A popular Seattle hiking guidebook author and columnist died in Mount Rainier National Park while doing what she loved—hiking.
Karen Sykes, 70, died as a result of hypothermia with the secondary cause of heart disease, according to the Pierce County Medical Examiner’s office.
Experienced and well prepared, Sykes was reported missing late Wednesday afternoon, June 18, when she failed to show up to meet her boyfriend following a day hike on the mountain’s east side.
A three-day search ensued and was called off Saturday, June 21 when the body of a female, later identified as Sykes, was found.
The author wrote the book Hidden Hikes in Western Washington and was also a co-author of Best Wildflower Hikes: Washington.
Both published by The Mountaineers Books, she also led hikes through The Mountaineers Club.
“Washington’s hikers and climbers were Karen’s community. She paid tribute to those who came before her and became a leader in her own right. Her depth of knowledge was hard earned, and punctuated with joy,” said Mountaineers Books Publisher Helen Cherullo.
Sykes also wrote a column for the Seattle Post-Intelligencer, stories for The Seattle Times, and her blog.
“Though I’m not young I still enjoy the challenge of rugged trails, obscure trails, abandoned trails and looking for artifacts even if the price is a losing battle with Devil’s Club, salmonberry, rotting stumps and nettles,” she wrote in her final blog post June 4 about the Lime Kiln Trail. “Sometimes it just feels good to tussle with Mother Nature; it builds character.”
According to the Los Angeles Times, Sykes and her hiking partner and boyfriend, Bob Morthorst, were trekking the Owyhigh Lakes Trail on June 18 when they encountered melting snow. Morthorst thought that made continuing on the eight-mile trail too difficult, a park spokeswoman said. The park had issued an alert that melting snow could be dangerous to hikers. Sykes continued alone into steep and rugged terrain, agreeing to meet Morthorst later.
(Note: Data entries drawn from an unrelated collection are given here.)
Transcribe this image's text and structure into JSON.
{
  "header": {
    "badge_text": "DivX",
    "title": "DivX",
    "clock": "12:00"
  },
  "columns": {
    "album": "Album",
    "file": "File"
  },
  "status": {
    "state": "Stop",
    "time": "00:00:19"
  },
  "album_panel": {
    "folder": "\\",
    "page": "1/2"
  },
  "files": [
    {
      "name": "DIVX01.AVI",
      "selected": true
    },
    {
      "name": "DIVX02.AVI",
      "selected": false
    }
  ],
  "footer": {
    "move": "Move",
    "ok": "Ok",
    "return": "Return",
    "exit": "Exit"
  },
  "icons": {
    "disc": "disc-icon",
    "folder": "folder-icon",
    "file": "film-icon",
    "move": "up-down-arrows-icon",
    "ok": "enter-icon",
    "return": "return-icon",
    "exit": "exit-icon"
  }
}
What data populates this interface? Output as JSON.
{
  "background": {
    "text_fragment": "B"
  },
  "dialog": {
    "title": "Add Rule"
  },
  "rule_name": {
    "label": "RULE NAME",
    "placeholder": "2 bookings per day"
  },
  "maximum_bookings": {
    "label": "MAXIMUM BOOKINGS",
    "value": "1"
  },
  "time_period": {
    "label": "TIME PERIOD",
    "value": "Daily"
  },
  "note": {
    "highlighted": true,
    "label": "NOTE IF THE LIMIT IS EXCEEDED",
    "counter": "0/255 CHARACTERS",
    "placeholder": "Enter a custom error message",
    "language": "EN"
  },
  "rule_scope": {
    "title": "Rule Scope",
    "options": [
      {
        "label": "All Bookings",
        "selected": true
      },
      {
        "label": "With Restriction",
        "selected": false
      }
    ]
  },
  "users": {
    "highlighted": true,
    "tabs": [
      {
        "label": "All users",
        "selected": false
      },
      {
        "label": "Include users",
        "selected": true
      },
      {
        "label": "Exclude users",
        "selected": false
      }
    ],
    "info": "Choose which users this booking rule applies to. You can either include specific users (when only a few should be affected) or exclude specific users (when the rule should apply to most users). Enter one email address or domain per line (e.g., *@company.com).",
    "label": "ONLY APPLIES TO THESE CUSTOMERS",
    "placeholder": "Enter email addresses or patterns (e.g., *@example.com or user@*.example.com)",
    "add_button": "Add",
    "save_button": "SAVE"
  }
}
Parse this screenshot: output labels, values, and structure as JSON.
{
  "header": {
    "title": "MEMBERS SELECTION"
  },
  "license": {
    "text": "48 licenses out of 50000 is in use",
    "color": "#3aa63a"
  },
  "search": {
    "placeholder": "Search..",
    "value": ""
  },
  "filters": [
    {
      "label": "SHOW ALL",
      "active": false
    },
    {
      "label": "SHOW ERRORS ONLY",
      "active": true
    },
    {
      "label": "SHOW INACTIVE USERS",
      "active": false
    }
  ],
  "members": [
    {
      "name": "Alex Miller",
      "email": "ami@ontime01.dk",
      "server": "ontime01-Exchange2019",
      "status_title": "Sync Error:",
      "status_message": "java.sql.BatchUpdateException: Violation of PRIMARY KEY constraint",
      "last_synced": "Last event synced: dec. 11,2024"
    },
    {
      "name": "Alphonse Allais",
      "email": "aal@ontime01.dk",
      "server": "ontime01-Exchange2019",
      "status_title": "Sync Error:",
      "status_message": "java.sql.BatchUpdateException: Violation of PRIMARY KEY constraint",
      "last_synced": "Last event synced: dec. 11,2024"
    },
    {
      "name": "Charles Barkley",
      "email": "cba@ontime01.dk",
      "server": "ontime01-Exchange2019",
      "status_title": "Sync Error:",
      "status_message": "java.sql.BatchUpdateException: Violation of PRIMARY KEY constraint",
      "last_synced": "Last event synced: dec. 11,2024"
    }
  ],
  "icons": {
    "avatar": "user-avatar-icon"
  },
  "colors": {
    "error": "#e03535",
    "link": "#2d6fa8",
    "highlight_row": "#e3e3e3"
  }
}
He reported her missing about 10:45 p.m.
Hopes were high that she would survive based on her experience.
However, her body was found off the trail that Saturday. According to park officials, 18 hikers have died from falls, drownings, heart attacks, and other mishaps in Mount Rainier National Park since 2000.
News of her death quickly rippled through the Washington hiking community.
“Karen’s passion for Washington’s wild places and wildflowers inspired thousands of new and veteran hikers to get out and explore, to protect and to treasure the landscapes she so clearly loved,” said a post on the Washington Trails Association website. “As a hiker, writer and friend to so many on Washington’s trails, she will be dearly remembered.”
WTA’s Kim Brown recalled fondly both Sykes’ curiosity and her humor on trail. “She always enjoyed having fun with nature – like picking up shed antlers to pretend she’s an elk, or using a mat of moss for a toupee. Once when we were hiking the Lime Kiln Trail she got all excited about a bit of ice hair, ran up to take a picture of it, only to discover it was Kleenex; she laughed so hard at herself.”
A memorial service has been planned for July 14 at the Mountaineers Seattle Program Center in Magnuson Park. Attendees are invited to share stories and experiences with friends at 6:30 p.m., with a program beginning at 7 p.m.
“Karen Sykes was an inspiration to many hikers as a hiking companion, hike leader, columnist, guidebook author and photographer. Even though she is gone, she lives on in her work and in our hearts,” the Mountaineers group wrote on its website, where there is a blog for people to share their remembrances.
“Her loss is tragic,” wrote Thomas Overlin on the blog. “She will be missed greatly by all who knew and loved her, but her spirit and gentleness and warmth, her love of the outdoors will live on in the ones whose lives she touched, either directly or indirectly.”
Main image courtesy of Jim Heaphy/Wikimedia Commons Secondary image courtesy of The Mountaineers Books